AT least 23 Ukrainian nationals have been welcomed into the Island so far – with 30 more potentially arriving ‘in the near future’, according to the Chief Minister.
Senator John Le Fondré said that Jersey remained ‘committed’ to the Family Visa Scheme, under which relatives of Ukrainian nationals living in Jersey can apply for a visa to seek refuge in the Island.
He made the comments yesterday, just days after Guernsey agreed to proceed with the introduction of a Homes for Ukraine sponsorship initiative.
The UK scheme of the same name allows people to become sponsors and provide accommodation to Ukrainian refugees without family ties locally.
Guernsey Chief Minister Peter Ferbrache said: ‘We will work very quickly on finalising the details, conscious that people have waited long enough for clarity on what will happen and when.
‘There is of course a need for speed in responding to this ongoing humanitarian crisis, but we need to do so in a way that ensures the scheme itself and our local essential services can still deliver, and don’t fall over.’
Jersey has so far chosen not to adopt such a model, although the government did ask Islanders to put their names forward if they were willing to house Ukrainian families fleeing the war-torn country – which resulted in more than 100 offers from residents.
Commenting on whether Guernsey’s decision had affected the Island’s stance, Senator Le Fondré said: ‘Jersey remains committed to supporting Ukraine and its people following the continued hostilities from Russia.
‘To date, Jersey has allocated more than £2m to assist the people of Ukraine, with Jersey Overseas Aid distributing the funds to support health facilities, vulnerable people, and to build the capacity of humanitarian teams in Ukraine and neighbouring countries. Jersey ranks among the highest per-capita donors to the UNHCR and we are incredibly grateful for their efforts and generosity of Islanders.’

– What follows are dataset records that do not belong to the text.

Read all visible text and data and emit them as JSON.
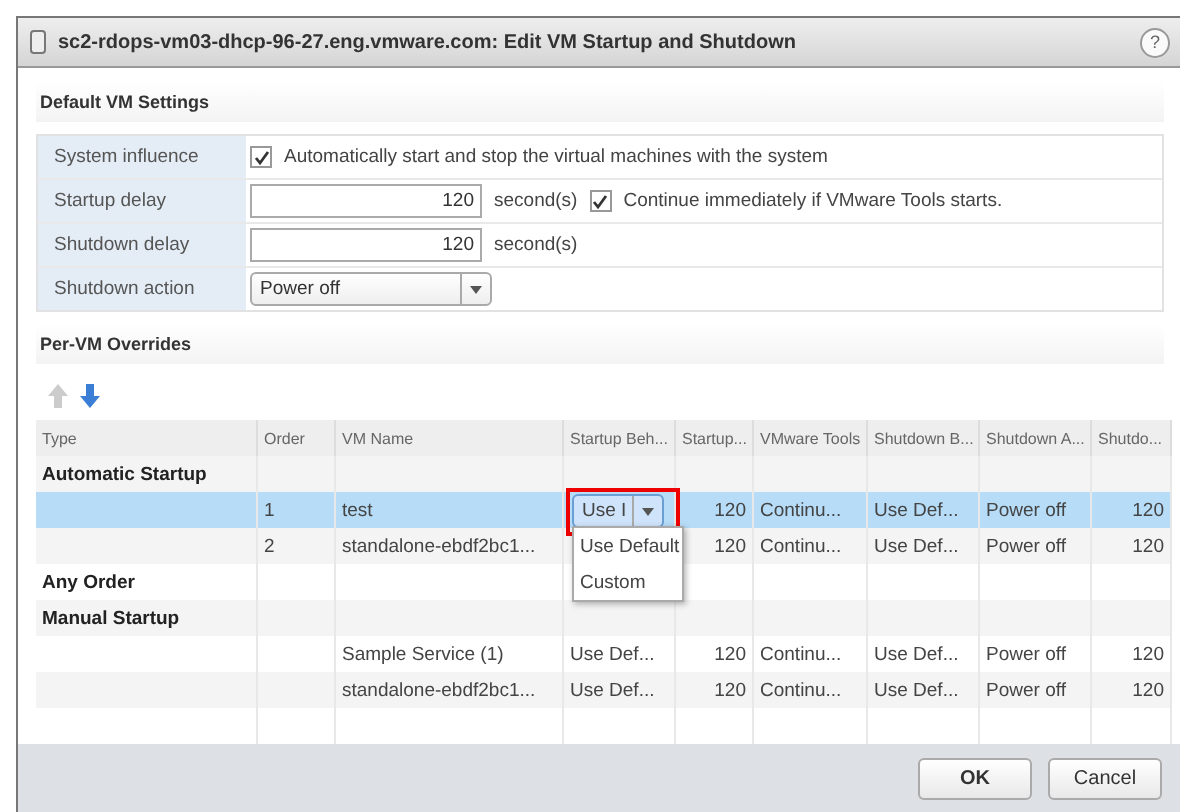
{
  "window": {
    "title": "sc2-rdops-vm03-dhcp-96-27.eng.vmware.com: Edit VM Startup and Shutdown",
    "help": "?"
  },
  "defaults": {
    "title": "Default VM Settings",
    "system_influence": {
      "label": "System influence",
      "checked": true,
      "text": "Automatically start and stop the virtual machines with the system"
    },
    "startup_delay": {
      "label": "Startup delay",
      "value": "120",
      "unit": "second(s)",
      "continue_checked": true,
      "continue_text": "Continue immediately if VMware Tools starts."
    },
    "shutdown_delay": {
      "label": "Shutdown delay",
      "value": "120",
      "unit": "second(s)"
    },
    "shutdown_action": {
      "label": "Shutdown action",
      "value": "Power off"
    }
  },
  "overrides": {
    "title": "Per-VM Overrides",
    "move_up": {
      "disabled": true
    },
    "move_down": {
      "disabled": false
    },
    "columns": [
      "Type",
      "Order",
      "VM Name",
      "Startup Beh...",
      "Startup...",
      "VMware Tools",
      "Shutdown B...",
      "Shutdown A...",
      "Shutdo..."
    ],
    "rows": [
      {
        "kind": "group",
        "label": "Automatic Startup"
      },
      {
        "kind": "vm",
        "selected": true,
        "order": "1",
        "vm_name": "test",
        "dropdown": {
          "value": "Use I",
          "open": true,
          "highlighted": true,
          "options": [
            "Use Default",
            "Custom"
          ]
        },
        "startup_delay": "120",
        "vmware_tools": "Continu...",
        "shutdown_behavior": "Use Def...",
        "shutdown_action": "Power off",
        "shutdown_delay": "120"
      },
      {
        "kind": "vm",
        "selected": false,
        "order": "2",
        "vm_name": "standalone-ebdf2bc1...",
        "startup_delay": "120",
        "vmware_tools": "Continu...",
        "shutdown_behavior": "Use Def...",
        "shutdown_action": "Power off",
        "shutdown_delay": "120"
      },
      {
        "kind": "group",
        "label": "Any Order"
      },
      {
        "kind": "group",
        "label": "Manual Startup"
      },
      {
        "kind": "vm",
        "selected": false,
        "vm_name": "Sample Service (1)",
        "startup_behavior": "Use Def...",
        "startup_delay": "120",
        "vmware_tools": "Continu...",
        "shutdown_behavior": "Use Def...",
        "shutdown_action": "Power off",
        "shutdown_delay": "120"
      },
      {
        "kind": "vm",
        "selected": false,
        "vm_name": "standalone-ebdf2bc1...",
        "startup_behavior": "Use Def...",
        "startup_delay": "120",
        "vmware_tools": "Continu...",
        "shutdown_behavior": "Use Def...",
        "shutdown_action": "Power off",
        "shutdown_delay": "120"
      },
      {
        "kind": "empty"
      }
    ]
  },
  "buttons": [
    "OK",
    "Cancel"
  ]
}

He added that 23 Ukrainian citizens had been welcomed to the Island under the Family Visa Scheme.
‘Four more Ukrainian nationals are scheduled to arrive imminently, with approximately 30 more potentially coming to the Island in the near future. We remain committed to the Family Visa Scheme,’ he said.
‘Any possible expansion of visa entry into Jersey for Ukrainian refugees will be reviewed once we have resolved the significant restrictions of Jersey’s legal structure in terms of housing, employment, immigration controls, and benefits, which control the flow of new residents and migrants into the Island.’
Former States Deputy Jennifer Bridge, who was among those to offer accommodation to refugees, said: ‘I am fully aware of the wonderful outpouring of practical and financial support the Island has offered on the ground. However, it is important that we do play our part [in taking people in] because this is an enormous humanitarian crisis.
‘The government seems to have a different philosophy and appears to be using the financial aid as a justification for keeping the impact of the war far from our shores. Over a hundred people have offered accommodation and others have offered jobs. I think that having new people in the Island could be seen as an addition, not a drain.’
An online petition calling for the government to introduce a programme similar to the UK and Guernsey’s Homes for Ukraine scheme has attracted 78 signatures.